I’m never going to shut up about this one. Never. I’ve only read six books so far this year but I already know it’s going to be in my top three if not the number one spot for best book. The world pulled me in immediately, and after meeting Quen, I was sold. But all of her characters are amazing. I love the struggles they face, how cruel the gods and the worlds are. Not because I want them to suffer (ok, maybe a little) but because for some people, that’s what real life is too. It’s relatable and I want to know how they’re going to fight the system. Let me live vicariously through these characters. Highly recommended if you enjoyed Arcane on Netflix.

When the saints fail, the sinners step up.

Cruel gods rule the steam-powered city of Chime, demanding worship and tribute from their mortal subjects. Kayl lost her faith in them long ago, and now seeks to protect vulnerable and downtrodden mortals from their gods’ whims. But when Kayl discovers powers that she didn’t know she had—and destroys a mortal’s soul by accident—she becomes Chime’s most wanted.

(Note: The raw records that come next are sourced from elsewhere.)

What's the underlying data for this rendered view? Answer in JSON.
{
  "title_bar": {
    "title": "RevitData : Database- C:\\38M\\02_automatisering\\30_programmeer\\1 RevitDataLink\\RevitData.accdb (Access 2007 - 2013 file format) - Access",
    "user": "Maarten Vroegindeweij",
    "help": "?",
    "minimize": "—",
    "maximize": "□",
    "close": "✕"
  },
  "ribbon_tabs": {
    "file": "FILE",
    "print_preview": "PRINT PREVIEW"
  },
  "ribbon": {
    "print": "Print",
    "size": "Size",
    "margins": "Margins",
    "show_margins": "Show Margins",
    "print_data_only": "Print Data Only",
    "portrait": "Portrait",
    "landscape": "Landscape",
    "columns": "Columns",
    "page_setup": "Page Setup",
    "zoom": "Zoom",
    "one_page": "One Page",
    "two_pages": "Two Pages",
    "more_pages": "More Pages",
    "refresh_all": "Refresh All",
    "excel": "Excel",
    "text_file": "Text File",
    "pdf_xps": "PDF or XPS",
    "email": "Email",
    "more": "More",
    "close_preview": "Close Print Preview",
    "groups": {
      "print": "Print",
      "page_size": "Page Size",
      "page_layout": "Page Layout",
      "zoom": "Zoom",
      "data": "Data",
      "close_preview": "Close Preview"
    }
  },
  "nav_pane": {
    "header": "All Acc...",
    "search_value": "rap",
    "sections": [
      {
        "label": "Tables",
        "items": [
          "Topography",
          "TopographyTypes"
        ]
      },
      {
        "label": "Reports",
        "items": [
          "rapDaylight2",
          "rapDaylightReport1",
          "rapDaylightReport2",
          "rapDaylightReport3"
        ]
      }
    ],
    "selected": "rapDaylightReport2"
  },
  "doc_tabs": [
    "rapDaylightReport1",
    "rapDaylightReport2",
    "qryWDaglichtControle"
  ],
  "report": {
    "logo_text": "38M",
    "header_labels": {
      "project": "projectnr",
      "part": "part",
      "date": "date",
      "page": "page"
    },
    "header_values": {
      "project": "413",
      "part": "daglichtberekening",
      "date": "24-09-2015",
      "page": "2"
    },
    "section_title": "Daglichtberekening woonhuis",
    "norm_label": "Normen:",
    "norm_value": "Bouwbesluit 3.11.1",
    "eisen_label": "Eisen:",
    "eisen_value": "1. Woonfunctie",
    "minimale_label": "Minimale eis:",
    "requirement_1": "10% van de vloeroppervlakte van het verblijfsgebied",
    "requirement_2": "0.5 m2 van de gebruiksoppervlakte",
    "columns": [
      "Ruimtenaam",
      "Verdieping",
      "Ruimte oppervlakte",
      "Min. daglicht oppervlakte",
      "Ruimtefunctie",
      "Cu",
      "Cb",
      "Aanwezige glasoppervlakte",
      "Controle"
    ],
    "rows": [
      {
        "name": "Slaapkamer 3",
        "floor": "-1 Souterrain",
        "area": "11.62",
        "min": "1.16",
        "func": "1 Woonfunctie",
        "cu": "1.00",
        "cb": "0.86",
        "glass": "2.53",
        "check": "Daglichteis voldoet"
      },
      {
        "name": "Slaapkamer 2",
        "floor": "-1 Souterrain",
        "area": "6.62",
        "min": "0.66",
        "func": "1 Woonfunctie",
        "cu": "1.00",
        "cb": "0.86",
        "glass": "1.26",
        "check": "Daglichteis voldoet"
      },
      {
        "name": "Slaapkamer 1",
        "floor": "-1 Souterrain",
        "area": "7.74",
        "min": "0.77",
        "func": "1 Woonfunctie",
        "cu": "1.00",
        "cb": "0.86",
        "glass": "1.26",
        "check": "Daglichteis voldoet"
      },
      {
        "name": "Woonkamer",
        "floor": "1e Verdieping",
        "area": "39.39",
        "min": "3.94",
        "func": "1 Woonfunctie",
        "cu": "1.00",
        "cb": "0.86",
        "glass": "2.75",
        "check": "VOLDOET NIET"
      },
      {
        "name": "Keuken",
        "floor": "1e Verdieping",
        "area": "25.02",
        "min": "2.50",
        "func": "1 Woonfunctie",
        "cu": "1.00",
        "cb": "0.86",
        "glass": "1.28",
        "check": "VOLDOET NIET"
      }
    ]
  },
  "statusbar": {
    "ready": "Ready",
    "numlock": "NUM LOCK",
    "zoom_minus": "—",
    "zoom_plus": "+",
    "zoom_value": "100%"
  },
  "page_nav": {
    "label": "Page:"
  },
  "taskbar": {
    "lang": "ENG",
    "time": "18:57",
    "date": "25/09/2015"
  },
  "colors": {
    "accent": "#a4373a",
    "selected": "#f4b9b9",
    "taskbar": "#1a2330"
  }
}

Quen’s job was to pursue sinners, until the visions started. Haunted by foreboding images of his beloved city’s destruction, Quen hunts soul-sucking creatures made of aether who prey on its citizens—and Kayl is his number one target.

To ensure Chime’s future, Kayl and Quen must discover the truth of Kayl’s divine abilities before the gods take matters into their own hands.

For a city that bows to cruel gods, it’ll take godless heathens to save it.

Good Neighbors by Stephanie Burgis

Read my review
A new release! Stephanie Burgis is a fantastic author and her newest book, Good Neighbors, is another lovely book. It’s a collection of four stories following the inventor Mia and her necromancer neighbor, Leander. Stephanie has a way of creating characters that make them feel so alive. They’re all their own person, with wants and needs. I loved these stories and I hope you’ll love them too.

When a grumpy inventor meets her outrageous new neighbor in the big black castle down the road, more than one type of spark will fly!

Mia Brandt knows better than to ever again allow her true powers to be discovered. Ever since her last neighbors burned down her workshop in a night of terror and flame, she’s been determined to stay solitary, safe, and – to all outside appearances – perfectly respectable…

But Leander Fabian, whose sinister castle looms over her cozy new cottage, has far more dangerous ideas in mind. When he persuades Mia into a reluctant alliance, she finds herself swept into an exhilarating world of midnight balls, interfering countesses, illicit opera house expeditions, necromantic duels, and a whole unnatural community of fellow magic-workers and outcasts, all of whom are facing a terrifying threat.

Luckily, Mia has unnatural powers of her own – but even her unique skills may not be enough to protect her new found family and help her resist the wickedly provoking neighbor who’s seen through all of her shields from the beginning.

Leave a Reply

Your email address will not be published. Required fields are marked *